Matties: How many units do have already in play?

Pierra: Today, Optomec has sold more than 300 systems in 20 countries. About 70% are Aerosol Jet and the remainder are LENS.

Matties: So it's proven technology. Well tested. It's been in the market for many years. People can buy this with confidence.

Pierra: Absolutely. The technology has been on the market or more than 15 years.

Matties: What sort of maintenance concerns would they have with your technology?

Pierra: For the aerosol jet, the maintenance is very minimal. Of course, because it's an ink-based technology, you must clean it periodically. For our production systems the cleaning cycle is once every four hours. However, downtime is minimized because the dirty print head can be quickly removed (without tools) and a clean head can be swapped in. The system is then back up and running quickly, while the dirty head is placed in a cleaning bath and ready to go again in just a few hours.

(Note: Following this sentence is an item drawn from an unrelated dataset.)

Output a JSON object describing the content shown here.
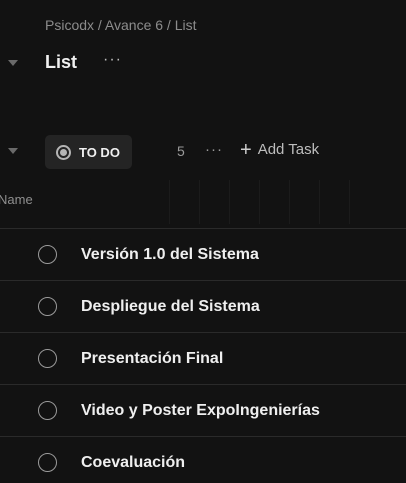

Matties: Great. Pascal, I certainly appreciate you taking time to talk with us today. Thank you.

Pierra: Thank you.



Suggested Items

Aurora Circuits on Ultra-Heavy Copper PCBs

08/03/2020 | Dan Beaulieu, D.B. Management Group
It’s always fun to talk with a company that can do something different—in this case, ultra-heavy copper PCBs, meaning over 20-ounce copper. Wanting to know more, Dan Beaulieu talked to Aurora Circuits Director of Business Development Thad Bartosz.

Simulation Technology in Acid Copper Pattern Plating

07/17/2020 | Pete Starkey, I-Connect007
PCB designers and CAM engineers may feel there is little they can do to achieve uniform finished copper thickness of PCB traces and holes. But in an illuminating discussion with Robrecht Belis, manager of surface finishing and e-coating with Elsyca NV in Belgium, Pete Starkey learned that nothing could be further from the truth, provided they act on time and use the right tools.

A Year in Review: Cultivate New Opportunities in Crisis, Start Fresh

07/16/2020 | I-Connect007 China Team
Recently, the China Electronic Circuit Industry Association (CPCA) invited Dr. Shiuh-Kao Chiang from Prismark to present an online video report regarding the current and future impact of the current epidemic on the global electronic circuit industry. The I-Connect007 China Team attended the presentation, and the following report summarizes some of Dr. Chiang’s remarks.

Copyright © 2020 I-Connect007. All rights reserved.